Here is what I learnt:

– Life is full of disappointments: This is probably something that a lot of people apply to a lot of situations, I am applying it to pancake batter. This recipe said that it would serve four, it did not. It probably created half a meal for three of us, so double or triple it, unless you are mice. It would probably be four servings for mice.

– Be prepared: Ingredients are important, having the right ingredients is also important so make sure you have the right ingredients before you begin. Because they are all relatively essential.

– Improvise when appropriate: If you were not prepared, don’t fret! adjust the recipe for what you have; sometimes you don’t have eggs, half a mashed banana will do almost the same job and will give it a nice flavour. And feel free to add flavours as you like; cinnamon, vanilla, rum, cocoa etc…

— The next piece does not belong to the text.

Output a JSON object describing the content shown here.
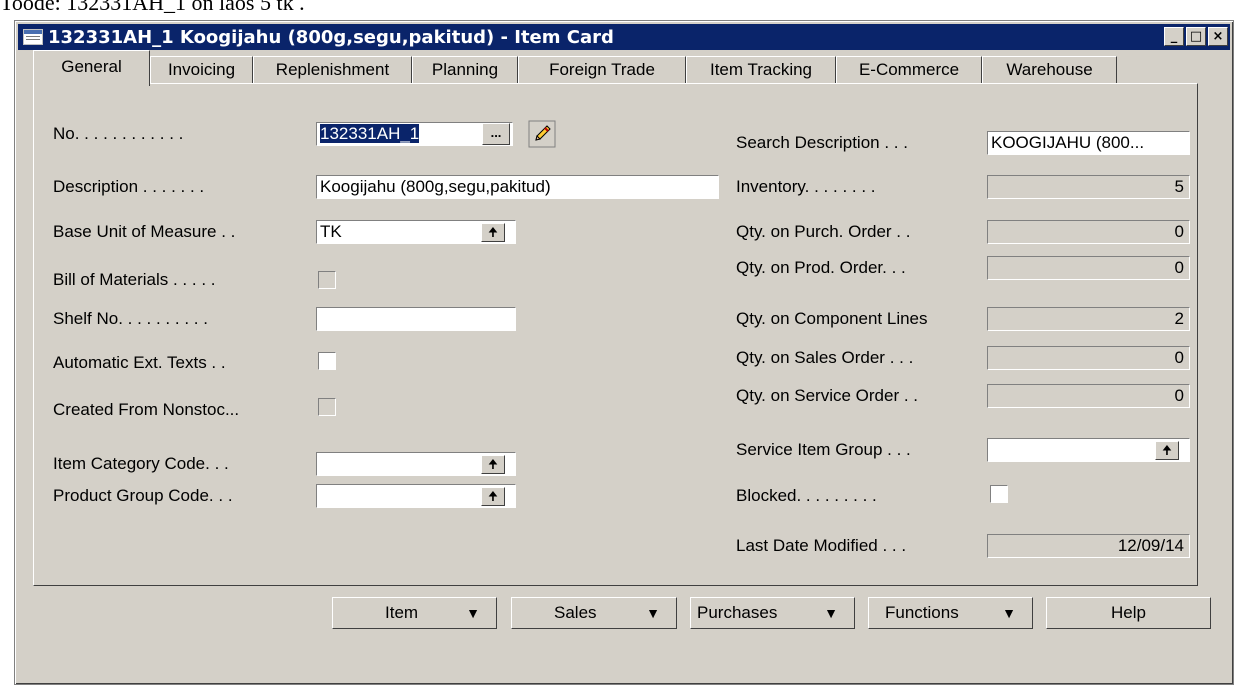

– Stay calm!: If it is all going wrong as you’re trying to flip them, if you can’t help but smoosh them up a little, don’t stress out or it will just go more wrong. Stay calm and cool, and that applies to the pan too, don’t make it too hot.

– Good things come to those who wait: Yes, I know, probably a little overused but it’s true. Having to cook one pancake at a time means that you’re going to be there for a while but don’t try and rush it. If you think that it’s time to flip it, it probably isn’t. wait until the bubbles on top have burst and then some. A little crispy on the outside is a lot better than raw on the inside.

Size DOES matter: A big frying pan on a small element is going to be a disaster, so use a big element, or a small pan. Actually a small pan is going to make the pancakes smaller and easier to flip, so maybe that’s better… The debate continues…

– Always own a good spatula: If your spatula is anything like mine you will want to punch yourself in the face. And that is a feeling you should always try and avoid.

After all this stress, you will hopefully be left with a nice batch of yummy goodness.


There was one other thing that I learnt in this experiment: I flippin’ hate making pancakes. So find someone who likes to make them, and is good at it, and keep them!